The IES is pleased to announce the start of a new seminar series on Comparative Modernisms:
Far from being just an isolated aesthetic movement of the early twentieth century, Modernism is now recognized as an international phenomenon spreading across all art genres and aspects of modern life with a determining effect on contemporary cultural and artistic practices. Moreover, new research into Modernism, exploring its historical, philosophical, empirical alongside aesthetic contexts within modernity, further confirms the necessity for a global, interdisciplinary approach to examine the movement’s multiple and intriguing ramifications.
The new Seminars Series in Comparative Modernisms, launched by the Institute of English Studies in 2016, stresses both modernism’s continuing relevance in the present and its complex, relational nature which calls for a comparative perspective. It provides a forum for ground-breaking multidisciplinary, transnational and inter-textual research in modernist studies by inviting English and international speakers as well as hosting a variety of associated events, such as roundtables, workshops and colloquia.
The thematic of the series cuts across modernist literature, art and culture and accommodates research that speaks to contemporary issues, such as, modernist legacies, translatability and reception, European and international modernisms, inter-mediality, history and form, science and technology and the performance of modernity, by drawing on different theories, disciplines and modes of thinking.

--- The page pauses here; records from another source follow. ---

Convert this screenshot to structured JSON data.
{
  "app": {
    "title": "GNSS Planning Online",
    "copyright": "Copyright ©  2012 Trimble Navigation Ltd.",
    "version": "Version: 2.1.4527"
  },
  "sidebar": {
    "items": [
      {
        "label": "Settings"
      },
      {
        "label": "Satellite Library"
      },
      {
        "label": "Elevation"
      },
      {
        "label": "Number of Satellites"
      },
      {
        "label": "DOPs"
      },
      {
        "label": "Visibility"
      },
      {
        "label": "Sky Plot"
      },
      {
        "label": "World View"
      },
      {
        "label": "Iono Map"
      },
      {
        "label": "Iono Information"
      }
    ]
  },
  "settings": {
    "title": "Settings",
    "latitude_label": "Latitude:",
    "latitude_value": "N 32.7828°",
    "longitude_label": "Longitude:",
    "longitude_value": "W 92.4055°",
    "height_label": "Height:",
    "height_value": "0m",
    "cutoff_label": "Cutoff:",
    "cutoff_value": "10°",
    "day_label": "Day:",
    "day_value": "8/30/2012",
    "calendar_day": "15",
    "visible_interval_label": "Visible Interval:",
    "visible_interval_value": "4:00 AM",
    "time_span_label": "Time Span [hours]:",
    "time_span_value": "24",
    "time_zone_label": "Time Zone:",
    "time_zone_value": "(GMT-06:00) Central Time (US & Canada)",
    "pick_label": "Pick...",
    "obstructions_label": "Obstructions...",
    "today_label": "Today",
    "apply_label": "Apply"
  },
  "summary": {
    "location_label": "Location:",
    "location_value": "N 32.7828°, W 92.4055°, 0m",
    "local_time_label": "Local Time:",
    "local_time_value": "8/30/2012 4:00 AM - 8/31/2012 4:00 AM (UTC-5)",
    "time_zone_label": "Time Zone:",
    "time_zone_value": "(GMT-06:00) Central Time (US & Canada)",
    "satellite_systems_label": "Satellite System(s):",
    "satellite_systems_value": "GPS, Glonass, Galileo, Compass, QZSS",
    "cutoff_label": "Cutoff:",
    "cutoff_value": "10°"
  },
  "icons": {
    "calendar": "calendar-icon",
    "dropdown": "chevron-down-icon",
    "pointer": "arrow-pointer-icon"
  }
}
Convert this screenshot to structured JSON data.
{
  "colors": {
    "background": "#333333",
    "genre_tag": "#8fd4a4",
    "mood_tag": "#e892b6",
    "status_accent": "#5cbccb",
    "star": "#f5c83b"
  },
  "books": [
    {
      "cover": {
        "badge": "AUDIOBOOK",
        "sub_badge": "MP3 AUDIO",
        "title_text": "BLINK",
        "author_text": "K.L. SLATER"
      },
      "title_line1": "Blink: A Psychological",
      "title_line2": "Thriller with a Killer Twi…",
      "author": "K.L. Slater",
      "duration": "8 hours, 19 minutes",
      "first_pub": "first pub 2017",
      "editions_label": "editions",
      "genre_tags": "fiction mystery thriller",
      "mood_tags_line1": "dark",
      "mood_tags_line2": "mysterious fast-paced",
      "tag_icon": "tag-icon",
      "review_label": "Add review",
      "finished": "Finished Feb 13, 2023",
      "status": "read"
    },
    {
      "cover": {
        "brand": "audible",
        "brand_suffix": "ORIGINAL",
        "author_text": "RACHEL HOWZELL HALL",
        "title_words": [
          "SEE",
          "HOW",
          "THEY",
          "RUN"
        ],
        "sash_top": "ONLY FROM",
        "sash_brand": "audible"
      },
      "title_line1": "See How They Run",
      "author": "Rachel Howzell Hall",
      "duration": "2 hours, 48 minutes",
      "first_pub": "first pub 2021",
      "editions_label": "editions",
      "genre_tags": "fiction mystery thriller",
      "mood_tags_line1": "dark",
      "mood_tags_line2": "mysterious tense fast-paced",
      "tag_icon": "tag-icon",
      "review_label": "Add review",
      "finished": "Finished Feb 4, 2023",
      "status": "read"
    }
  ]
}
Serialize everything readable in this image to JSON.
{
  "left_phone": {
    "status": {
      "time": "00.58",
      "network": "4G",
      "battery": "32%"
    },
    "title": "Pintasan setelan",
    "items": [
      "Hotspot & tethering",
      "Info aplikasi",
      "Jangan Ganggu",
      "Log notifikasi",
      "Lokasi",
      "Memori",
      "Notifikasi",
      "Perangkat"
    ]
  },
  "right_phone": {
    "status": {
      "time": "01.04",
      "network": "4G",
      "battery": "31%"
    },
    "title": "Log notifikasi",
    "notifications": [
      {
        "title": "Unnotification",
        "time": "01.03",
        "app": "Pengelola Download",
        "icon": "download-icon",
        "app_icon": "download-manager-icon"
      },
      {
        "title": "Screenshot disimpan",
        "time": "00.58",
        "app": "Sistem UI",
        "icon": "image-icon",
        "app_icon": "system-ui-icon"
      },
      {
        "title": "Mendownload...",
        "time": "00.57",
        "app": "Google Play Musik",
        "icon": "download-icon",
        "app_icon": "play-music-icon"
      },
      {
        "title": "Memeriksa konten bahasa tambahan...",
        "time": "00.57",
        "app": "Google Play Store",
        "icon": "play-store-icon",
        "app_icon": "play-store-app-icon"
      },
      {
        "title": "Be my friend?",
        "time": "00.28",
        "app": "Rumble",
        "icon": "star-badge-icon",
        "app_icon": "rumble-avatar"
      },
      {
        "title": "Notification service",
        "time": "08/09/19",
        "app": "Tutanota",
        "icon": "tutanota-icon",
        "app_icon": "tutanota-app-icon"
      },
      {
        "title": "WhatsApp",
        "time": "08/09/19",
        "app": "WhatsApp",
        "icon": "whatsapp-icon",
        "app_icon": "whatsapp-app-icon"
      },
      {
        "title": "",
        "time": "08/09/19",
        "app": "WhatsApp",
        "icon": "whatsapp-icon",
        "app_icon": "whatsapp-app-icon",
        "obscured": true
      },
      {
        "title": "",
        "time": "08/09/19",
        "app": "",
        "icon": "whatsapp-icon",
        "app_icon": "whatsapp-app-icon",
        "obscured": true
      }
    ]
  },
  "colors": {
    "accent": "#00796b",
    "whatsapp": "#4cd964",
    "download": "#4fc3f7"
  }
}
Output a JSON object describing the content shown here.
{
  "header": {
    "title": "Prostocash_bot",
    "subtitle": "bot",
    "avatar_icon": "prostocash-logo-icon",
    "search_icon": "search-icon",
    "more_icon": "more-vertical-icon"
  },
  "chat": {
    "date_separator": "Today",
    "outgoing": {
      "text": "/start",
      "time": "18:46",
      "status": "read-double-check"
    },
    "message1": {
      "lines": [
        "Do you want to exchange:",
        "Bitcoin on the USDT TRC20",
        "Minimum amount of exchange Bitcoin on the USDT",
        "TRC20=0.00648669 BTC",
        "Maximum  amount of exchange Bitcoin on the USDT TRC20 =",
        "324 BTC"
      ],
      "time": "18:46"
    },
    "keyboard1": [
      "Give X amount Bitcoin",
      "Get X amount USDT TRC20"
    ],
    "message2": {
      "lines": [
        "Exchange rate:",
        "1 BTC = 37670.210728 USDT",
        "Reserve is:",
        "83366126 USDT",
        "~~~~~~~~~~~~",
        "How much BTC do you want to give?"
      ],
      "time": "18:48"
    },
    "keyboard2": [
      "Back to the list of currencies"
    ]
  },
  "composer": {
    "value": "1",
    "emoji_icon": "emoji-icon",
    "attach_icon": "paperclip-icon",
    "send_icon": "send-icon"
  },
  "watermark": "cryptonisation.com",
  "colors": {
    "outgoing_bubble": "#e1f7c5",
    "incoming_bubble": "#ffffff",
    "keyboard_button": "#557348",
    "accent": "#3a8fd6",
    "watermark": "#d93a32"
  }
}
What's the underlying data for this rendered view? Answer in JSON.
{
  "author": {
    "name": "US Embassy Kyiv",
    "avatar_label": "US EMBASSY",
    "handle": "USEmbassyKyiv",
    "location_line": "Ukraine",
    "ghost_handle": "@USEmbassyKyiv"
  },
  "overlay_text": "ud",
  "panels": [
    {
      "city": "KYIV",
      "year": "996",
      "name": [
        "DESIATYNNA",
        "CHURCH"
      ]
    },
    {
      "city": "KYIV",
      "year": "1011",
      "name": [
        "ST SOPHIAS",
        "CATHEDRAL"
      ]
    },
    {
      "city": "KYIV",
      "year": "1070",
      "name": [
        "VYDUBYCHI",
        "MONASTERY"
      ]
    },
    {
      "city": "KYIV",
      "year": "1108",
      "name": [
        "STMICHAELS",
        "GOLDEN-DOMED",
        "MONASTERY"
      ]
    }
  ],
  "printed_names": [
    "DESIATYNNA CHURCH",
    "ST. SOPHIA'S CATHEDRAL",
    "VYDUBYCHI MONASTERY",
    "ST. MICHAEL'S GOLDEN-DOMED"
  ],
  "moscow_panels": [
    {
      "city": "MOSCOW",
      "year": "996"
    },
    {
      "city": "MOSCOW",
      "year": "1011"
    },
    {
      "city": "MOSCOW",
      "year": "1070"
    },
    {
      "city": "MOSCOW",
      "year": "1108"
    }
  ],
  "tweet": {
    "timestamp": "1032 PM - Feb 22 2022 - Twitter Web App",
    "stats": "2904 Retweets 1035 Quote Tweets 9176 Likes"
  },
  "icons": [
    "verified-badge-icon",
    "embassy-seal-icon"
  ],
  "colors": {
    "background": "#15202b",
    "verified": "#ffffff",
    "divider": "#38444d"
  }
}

Comparative Modernisms seminar series is convened by Dr Angeliki Spiropoulou, a Visiting Research Fellow at IEL/SAS and Assist. Professor of European Literature and Theory at Peloponnese University.
All seminars and events are held in the Senate House, London. The seminars and some of the associated events are FREE and open to all. However, for reasons of room capacity, it is advised that you register your participation in advance at:firstname.lastname@example.org
Monday 22 February 2016, 18:00-20:00, Room 246
Catherine Bernard, Denis-Diderot University (Paris 7)
Modernist politics of translation: ‘Hanging suspended without attachment’
Tuesday 1 March 2016, 18:00-20:00, Room 104
Rachel Bowlby, UCL-Princeton University, BA Fellow
The Psychological Moment: the early modernist turn to psychology
Future confirmed speakers include:
Tim Armstrong, Royal Holloway, University of London
Jane Goldman, University of Glasgow
Laura Marcus, Oxford University